Skip to content
Infrastructure blog

State of the Nation Scotland 2018: Infrastructure Investment

08 November 2018
Today, ICE Scotland launches its new report for a long-term, holistic approach to infrastructure planning and funding.
State of the Nation Scotland 2018: Infrastructure Investment
State of the Nation Scotland 2018: Infrastructure Investment considers Scotland’s infrastructure investment priorities in a shifting and increasingly complex political and economic environment.

This report recognises that the demands on infrastructure services are shifting and increasing, with pressures from population growth, disruptive technologies, increasing urbanisation, and resilience issues due to climate change. 

It further seeks to clarify how infrastructure is currently paid for, and set out priorities for infrastructure planning and prioritisation for the future.

Policies for infrastructure prioritisation

State of the Nation Scotland 2018 makes seven recommendations for Scottish and UK governments to consider. The full list, along with a link to the report, is below.

Infrastructure is by its nature a long-term investment, providing the services we rely on for decades – if not centuries. Infrastructure investment and planning must move beyond short-term political cycles, and be founded on a shared vision underpinned by cross-party commitment.

Consistency of approach and long-term certainty of funding, not just for new assets but also for the maintenance and renewal of existing assets, must be a priority if maximum benefit from investment is to be delivered.

The report calls on the newly formed Scottish Infrastructure Commission to be independently chaired, transparent, and to be evidence-led in its recommendations to the Scottish government.

Through the creation of true cross-party support and consensus on the future of infrastructure investment, we can deliver a consistent approach to infrastructure planning, prioritisation and investment.

How to better fund Scotland's roads

Four of the report’s recommendations focus on sector-specific ideas to ensure maximum value is realised from major capital investments, and support future investment decisions. One of those looks specifically at how we can better fund Scotland, and the UK’s, roads. 

Scotland has 52,400km of local roads, over a third of which are in need of essential maintenance, costing at least £1.3bn to repair. 

Alongside the move to a zero-carbon vehicle fleet, which will reduce the viability of fuel duty, it's more important than ever that we talk about how the next generation of road transport levies will be raised.  

ICE and ICE Scotland recommends UK government consider a ‘pay as you go’ road charging scheme to replace Fuel Duty and Vehicle Excise Duty. 

Importantly, this recommendation has the support of over half of Scottish adults (52%), with less than a quarter (23%) opposing it. Some 25% are either undecided or don't have an opinion either way.   

The revenue raised through the charges could be used to improve and maintain local roads.

Continuing the conversation  

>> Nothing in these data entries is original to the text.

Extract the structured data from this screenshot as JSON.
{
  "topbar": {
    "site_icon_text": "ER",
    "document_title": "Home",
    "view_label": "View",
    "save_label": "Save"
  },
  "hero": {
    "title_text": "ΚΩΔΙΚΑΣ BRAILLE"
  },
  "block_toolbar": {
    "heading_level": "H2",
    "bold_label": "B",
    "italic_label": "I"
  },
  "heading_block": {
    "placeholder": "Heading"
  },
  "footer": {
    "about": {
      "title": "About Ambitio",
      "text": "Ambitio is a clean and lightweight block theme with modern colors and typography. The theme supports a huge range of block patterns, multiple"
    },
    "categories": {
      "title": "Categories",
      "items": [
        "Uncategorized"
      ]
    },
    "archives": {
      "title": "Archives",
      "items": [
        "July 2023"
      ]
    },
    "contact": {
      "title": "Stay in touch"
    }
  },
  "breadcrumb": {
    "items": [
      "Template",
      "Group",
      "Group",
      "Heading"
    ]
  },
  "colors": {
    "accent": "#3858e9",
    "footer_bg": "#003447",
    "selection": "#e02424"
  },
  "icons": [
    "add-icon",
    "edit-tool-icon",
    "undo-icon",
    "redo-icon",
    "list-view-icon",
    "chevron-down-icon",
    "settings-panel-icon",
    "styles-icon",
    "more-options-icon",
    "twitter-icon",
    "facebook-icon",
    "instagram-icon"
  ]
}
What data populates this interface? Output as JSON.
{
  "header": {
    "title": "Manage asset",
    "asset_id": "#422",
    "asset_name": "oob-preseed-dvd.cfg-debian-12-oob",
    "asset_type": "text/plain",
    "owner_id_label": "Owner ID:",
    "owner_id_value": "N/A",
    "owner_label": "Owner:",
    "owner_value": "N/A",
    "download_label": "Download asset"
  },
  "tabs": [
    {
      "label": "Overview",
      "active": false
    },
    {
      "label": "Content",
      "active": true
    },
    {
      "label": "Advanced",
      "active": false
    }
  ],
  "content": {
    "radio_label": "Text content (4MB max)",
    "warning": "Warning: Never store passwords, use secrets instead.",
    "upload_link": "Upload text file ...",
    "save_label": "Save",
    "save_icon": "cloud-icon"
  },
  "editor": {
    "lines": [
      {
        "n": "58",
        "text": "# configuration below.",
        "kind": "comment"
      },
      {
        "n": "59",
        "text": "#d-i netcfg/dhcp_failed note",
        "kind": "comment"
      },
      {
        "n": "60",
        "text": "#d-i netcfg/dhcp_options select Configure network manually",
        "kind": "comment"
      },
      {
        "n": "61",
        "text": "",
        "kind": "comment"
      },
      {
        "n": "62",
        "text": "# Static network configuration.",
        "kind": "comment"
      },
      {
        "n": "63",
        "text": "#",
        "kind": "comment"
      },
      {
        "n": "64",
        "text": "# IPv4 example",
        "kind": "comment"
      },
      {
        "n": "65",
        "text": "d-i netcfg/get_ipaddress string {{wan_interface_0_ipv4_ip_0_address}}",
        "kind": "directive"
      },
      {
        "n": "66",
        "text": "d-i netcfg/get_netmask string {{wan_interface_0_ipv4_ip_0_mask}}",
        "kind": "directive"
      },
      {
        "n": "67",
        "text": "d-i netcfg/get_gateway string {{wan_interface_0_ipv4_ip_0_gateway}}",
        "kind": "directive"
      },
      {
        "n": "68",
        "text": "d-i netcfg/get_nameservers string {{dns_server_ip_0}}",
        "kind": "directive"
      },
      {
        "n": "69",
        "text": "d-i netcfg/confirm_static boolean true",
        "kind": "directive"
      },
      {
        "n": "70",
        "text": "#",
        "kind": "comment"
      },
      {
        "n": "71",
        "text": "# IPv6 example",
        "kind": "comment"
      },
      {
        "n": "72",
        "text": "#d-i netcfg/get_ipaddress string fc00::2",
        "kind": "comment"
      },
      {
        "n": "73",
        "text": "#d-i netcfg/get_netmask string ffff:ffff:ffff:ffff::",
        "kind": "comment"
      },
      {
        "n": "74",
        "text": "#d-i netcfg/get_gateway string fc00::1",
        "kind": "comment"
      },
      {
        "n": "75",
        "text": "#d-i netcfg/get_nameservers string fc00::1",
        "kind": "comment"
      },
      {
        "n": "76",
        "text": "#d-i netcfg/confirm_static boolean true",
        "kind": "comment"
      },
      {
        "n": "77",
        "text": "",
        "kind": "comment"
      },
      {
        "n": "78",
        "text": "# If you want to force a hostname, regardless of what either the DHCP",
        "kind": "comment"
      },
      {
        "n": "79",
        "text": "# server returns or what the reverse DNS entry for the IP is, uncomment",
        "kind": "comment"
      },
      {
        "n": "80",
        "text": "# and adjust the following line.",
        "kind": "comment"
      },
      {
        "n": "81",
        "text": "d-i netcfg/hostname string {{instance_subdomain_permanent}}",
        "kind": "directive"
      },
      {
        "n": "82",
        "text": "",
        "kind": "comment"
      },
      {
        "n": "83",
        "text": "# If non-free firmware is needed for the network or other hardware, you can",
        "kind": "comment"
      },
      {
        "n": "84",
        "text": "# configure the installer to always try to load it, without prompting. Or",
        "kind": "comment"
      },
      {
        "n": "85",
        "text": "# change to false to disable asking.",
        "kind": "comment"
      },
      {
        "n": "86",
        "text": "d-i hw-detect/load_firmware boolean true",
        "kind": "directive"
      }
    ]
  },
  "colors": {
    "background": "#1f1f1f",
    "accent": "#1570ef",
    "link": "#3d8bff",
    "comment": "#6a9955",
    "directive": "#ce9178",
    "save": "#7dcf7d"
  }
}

No vision for infrastructure is deliverable without a strong and resilient construction and engineering sector to design, build and maintain vital social and economic assets.

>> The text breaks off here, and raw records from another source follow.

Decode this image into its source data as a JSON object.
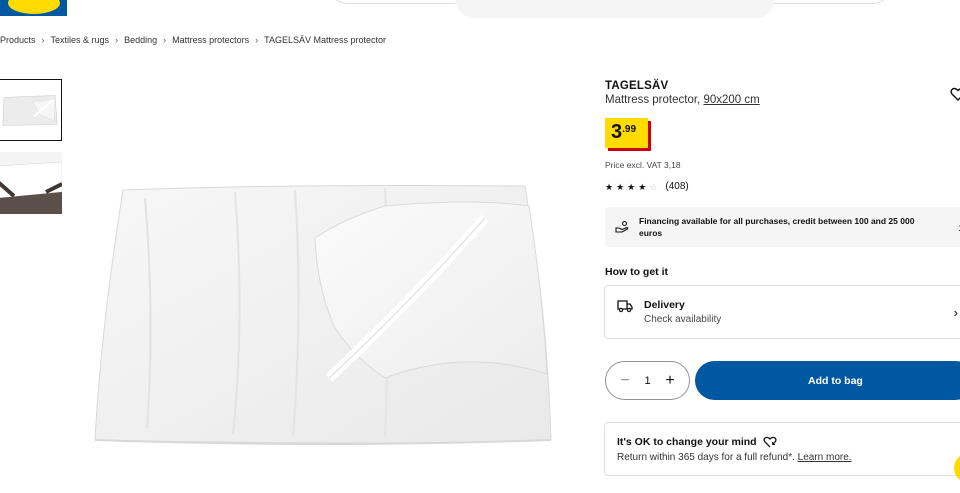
{
  "breadcrumb": {
    "items": [
      "Products",
      "Textiles & rugs",
      "Bedding",
      "Mattress protectors",
      "TAGELSÄV Mattress protector"
    ]
  },
  "product": {
    "name": "TAGELSÄV",
    "description": "Mattress protector, ",
    "size": "90x200 cm",
    "price_int": "3",
    "price_dec": ".99",
    "vat_text": "Price excl. VAT 3,18",
    "rating": 4,
    "rating_max": 5,
    "review_count": "(408)"
  },
  "financing": {
    "text": "Financing available for all purchases, credit between 100 and 25 000 euros"
  },
  "how_to_get": {
    "title": "How to get it",
    "delivery_title": "Delivery",
    "delivery_sub": "Check availability"
  },
  "purchase": {
    "quantity": "1",
    "add_to_bag": "Add to bag"
  },
  "change_mind": {
    "title": "It's OK to change your mind",
    "text": "Return within 365 days for a full refund*. ",
    "link": "Learn more."
  },
  "colors": {
    "brand_blue": "#0058a3",
    "brand_yellow": "#ffdb00",
    "price_shadow": "#cc0008"
  },
  "icons": [
    "heart-icon",
    "hand-coins-icon",
    "truck-icon",
    "chevron-right-icon",
    "minus-icon",
    "plus-icon",
    "heart-return-icon",
    "chat-icon"
  ]
}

Scottish industry has a wealth of skills and innovation at its disposal, but its true value can only be realised where there's a visible pipeline of work to create confidence. It also depends upon a mature relationship between the public sector and industry, where risk share is fair and balanced.
It's important that industry contributes to the discussion, provide evidence to inform decision making and help deliver the core assets which will help to build a prosperous and productive future for Scotland.  


Sector-specific interventions to enhance infrastructure investment

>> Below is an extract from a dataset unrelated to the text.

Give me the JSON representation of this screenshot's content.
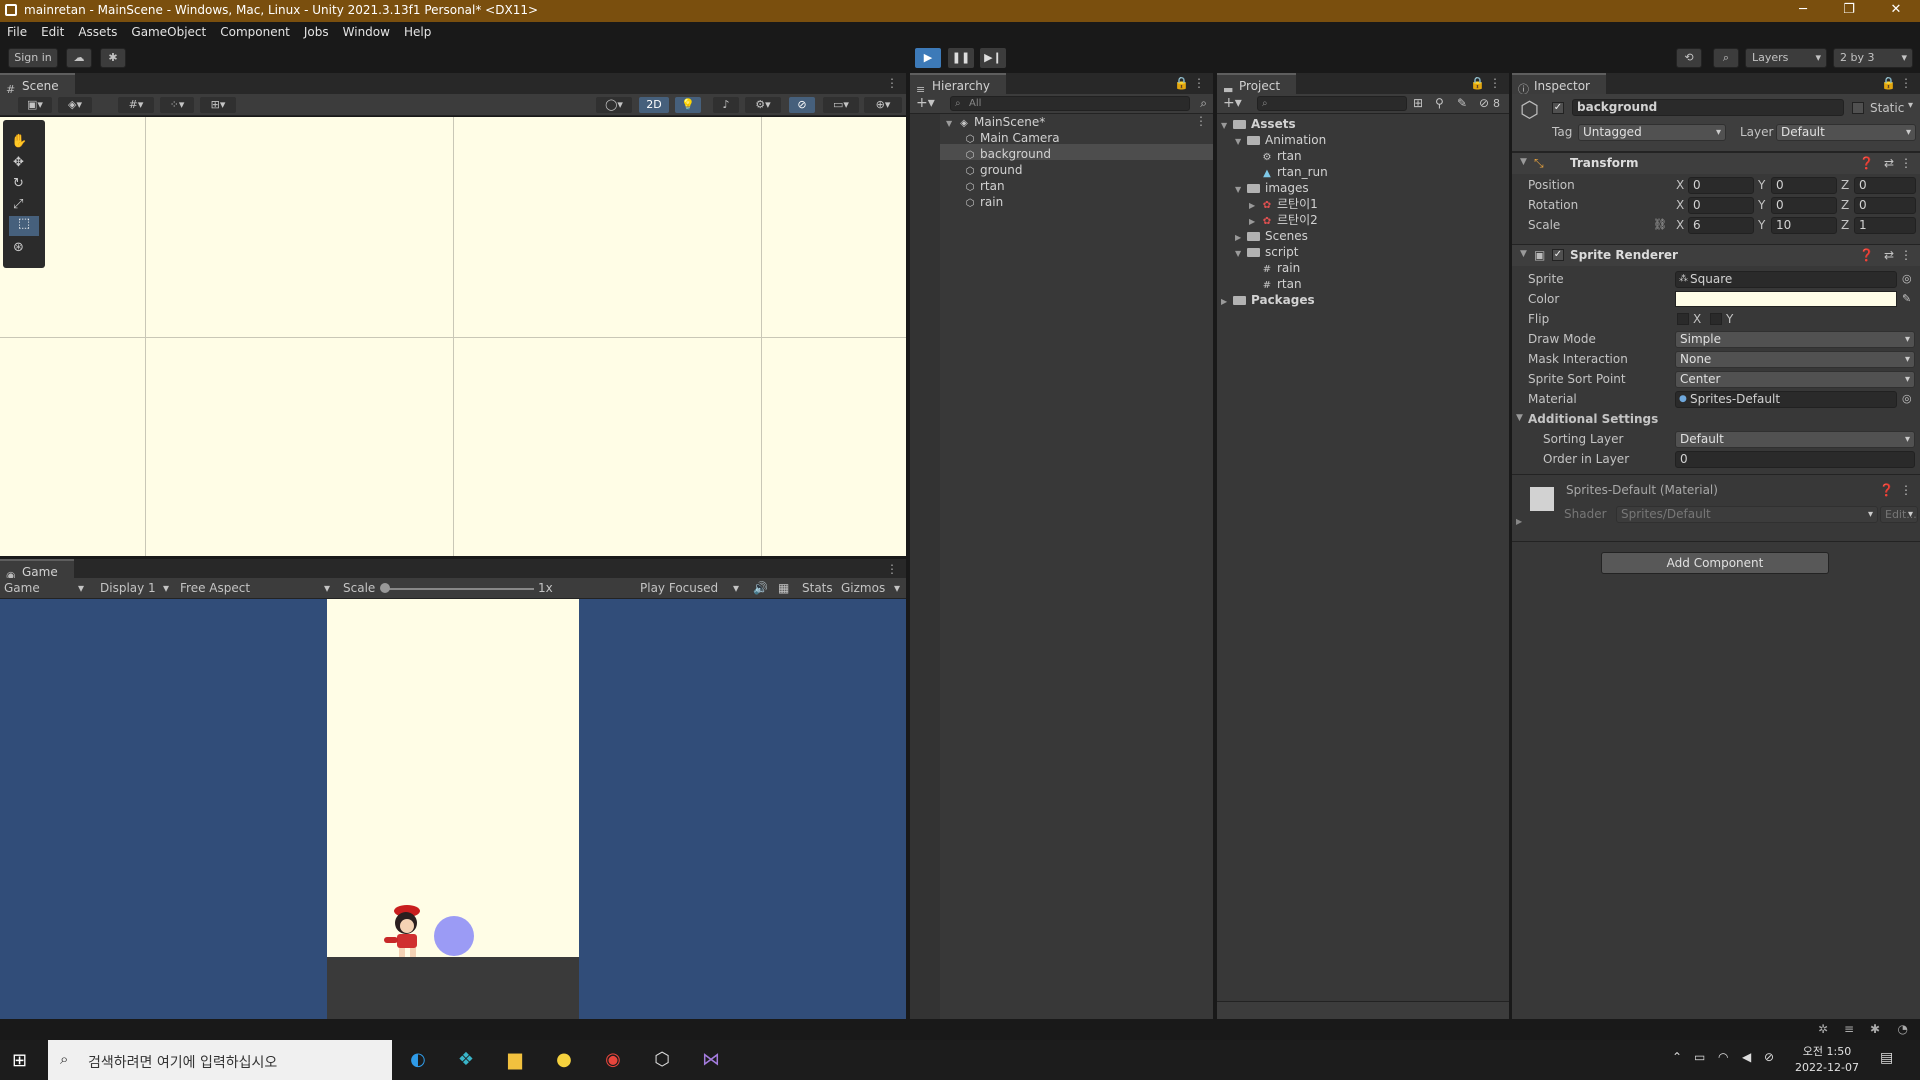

  • Roads: The Scottish Government and local authorities should commit to multi-year funding for roads. The Scottish Government should consider how replacements for VED and fuel duty could be used to fund road asset maintenance and should consider the potential benefits from regulation of Scotland’s roads.
  • Energy: The Scottish Government should accelerate its efforts to decarbonise heat as a matter of priority. Scottish and UK governments should continue to work together to focus on achieving maximum value and resilience from existing energy infrastructure. Both governments should explore the legislative mechanisms available to enable new technologies, like storage, to access the market.
  • Water: Expenditure should increase on water and waste water asset maintenance which is critical for maintaining service, reducing the risk of loss of this vital service to customers. Industry should seek to advance its use of data and analytics to support maximum efficiency in delivery, operation and maintenance.
  • Rail: Increased efforts should be made to identify opportunities for improved efficiency in delivery and maintenance, building on lessons learned during control period 5.
Overarching policy recommendations for government 
  • The Scottish Infrastructure Commission should be independent and build cross-party consensus to support a consistent, long-term approach to infrastructure planning and investment. The Commission should undertake an assessment of Scotland’s long-term infrastructure needs to inform its future work.
  •  Long-term asset planning and maintenance should be declared as a National Infrastructure Priority. Asset maintenance is a fundamental part of a resilient and productive Scottish infrastructure system.
  • The Scottish Government, infrastructure clients and industry should work together to address the problems associated with transactional industry contract models and ensure that risks in delivering public infrastructure projects are allocated fairly and appropriately.
Download the report
  • Kelly Forbes, policy manager at ICE